They were the surprise packets of the 2016 season but with yet another coaching change and high player turnover, the new season presents a clean slate for the Wests Tigers.
After finishing the regular season in third place, the Tigers were beaten by both the eventual grand finalists – Illawarra and Mounties – to exit the competition in the preliminary finals, but it was a huge improvement from their 11th-place finish in 2015. Their best performances were a long way from their worst, however, which was influenced by the shock inclusion of NSW VB Blues hooker Robbie Farah in the latter rounds.
It’s unlikely there will be any Origin-experienced players to help the side this year, of course, but the focus will be on bringing players of all levels together for a common goal. As new coach and 2016 assistant David Heath explains, that was one major positive to come out of last year.
“Everyone who came onto the field, wherever they were from – whether they’d come back from first grade, whether they’d played Intrust Super Premiership NSW all year or whether they were ’20s – had a specific attitude towards working for the team,” Heath tells NSWRL.com.au. “We’re looking to continue that.
“Like most clubs have got a part-time group and a full-time group,” Heath adds. “Both groups have worked well and we had a strong performance in our trial against Newtown (the Tigers won 20-8).
“It will remain to be seen what happens Round 1 and Round 2, but so far it’s been good.”
With a Round 1 match-up against the Roos – the side the Tigers sent packing from the 2016 semi-finals – it could be a fiery start to the year for Heath’s men.
2016 IN 16 WORDS OR LESS
Went just 10 minutes from a place in the decider, but 2016 was still a success.
THEIR BIG FIVE
The younger brother of Broncos recruit Benji Marshall, Jeremy Marshall-King was one of the Tigers’ best last year. A playmaking utility, the best is yet to come for the 21-year-old.
Jack Siejka arrives from Wyong and gets an opportunity to face his old club in Round 1. A reliable and experienced second-rower, one of the oldest in the squad at just 23.
With six games of NRL experience, Nathan Milone is on the cusp of regular first grade but otherwise will be valuable at centre in the Intrust Super Premiership NSW. Named to captain the side for the opening round.
Darcy Cox has come from the Sea Eagles’ Holden Cup side and will line up in jersey no.13 for Round 1. Expect him to be a workhorse in the second row this year.
Having come from rugby union, Christian Yassmin is an interesting product on the wing; a wealth of speed will help the side on the edges.
Heath takes over from new NRL Assistant Coach Paul Stringer in the lead role of the Intrust Super Premiership NSW side, having been his assistant last year. While he’s a fresh face for fans, he’s now been at Concord for 12 months and brings with him some valuable experience.

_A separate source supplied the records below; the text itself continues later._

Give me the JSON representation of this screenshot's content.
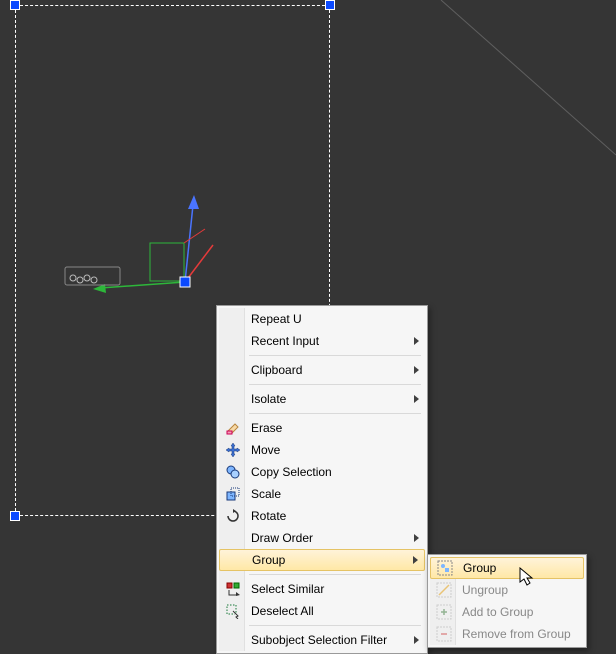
{
  "viewport": {
    "bg": "#353535"
  },
  "context_menu": {
    "items": [
      {
        "label": "Repeat U"
      },
      {
        "label": "Recent Input",
        "submenu": true
      },
      {
        "sep": true
      },
      {
        "label": "Clipboard",
        "submenu": true
      },
      {
        "sep": true
      },
      {
        "label": "Isolate",
        "submenu": true
      },
      {
        "sep": true
      },
      {
        "label": "Erase",
        "icon": "erase"
      },
      {
        "label": "Move",
        "icon": "move"
      },
      {
        "label": "Copy Selection",
        "icon": "copy-selection"
      },
      {
        "label": "Scale",
        "icon": "scale"
      },
      {
        "label": "Rotate",
        "icon": "rotate"
      },
      {
        "label": "Draw Order",
        "submenu": true
      },
      {
        "label": "Group",
        "submenu": true,
        "hovered": true
      },
      {
        "sep": true
      },
      {
        "label": "Select Similar",
        "icon": "select-similar"
      },
      {
        "label": "Deselect All",
        "icon": "deselect-all"
      },
      {
        "sep": true
      },
      {
        "label": "Subobject Selection Filter",
        "submenu": true
      }
    ]
  },
  "group_submenu": {
    "items": [
      {
        "label": "Group",
        "icon": "group",
        "hovered": true
      },
      {
        "label": "Ungroup",
        "icon": "ungroup",
        "disabled": true
      },
      {
        "label": "Add to Group",
        "icon": "add-to-group",
        "disabled": true
      },
      {
        "label": "Remove from Group",
        "icon": "remove-from-group",
        "disabled": true
      }
    ]
  }
}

“The three years prior to (arriving at the Tigers) I was a head coach for Manly ’20s,” Heath explains. “It ended up that in 2015 we were in the Grand Final.
“Ultimately, I brought some experience from another club which was good. I came into a Wests Tigers culture which I’ve learned a bit from but I think I’ve been able to add something to that at the level I’ve coached.”
Continuing on the success that Stringer enjoyed last year will be no easy feat, but Heath will have talent at his disposal to give the competition a shake-up again this season.
The Tigers welcome the likes of Matt McIlwrick (Newtown Jets), Ash Nisbet (Cronulla Sharks), Darcy Cox (Manly Sea Eagles) and major signing Jamal Idris in 2017, but their departures list appears to be far more significant. Josh Addo-Carr (Melbourne Storm), Josh Drinkwater (Leigh Centurions), Manaia Cherrington (Newtown Jets), Tyler Cassel (Blacktown Workers Sea Eagles), Jesse Parahi (rugby sevens) and Rod Griffin (Canterbury-Bankstown Bulldogs) are just some of the common names lost for the Tigers this year. How the crop of graduating Holden Cup stars can fit in to the new competition will be telling in the form of the team, which will be evident in the early rounds.
Given the exodus of some of their regulars, it’s hard to see the Tigers finishing in the top three again this year – although that’s a result that few would have predicted in 2016, either. With David Heath to take the reins and work with some young identified talent, we’ll tentatively place the Tigers in the bottom half of the top eight this year.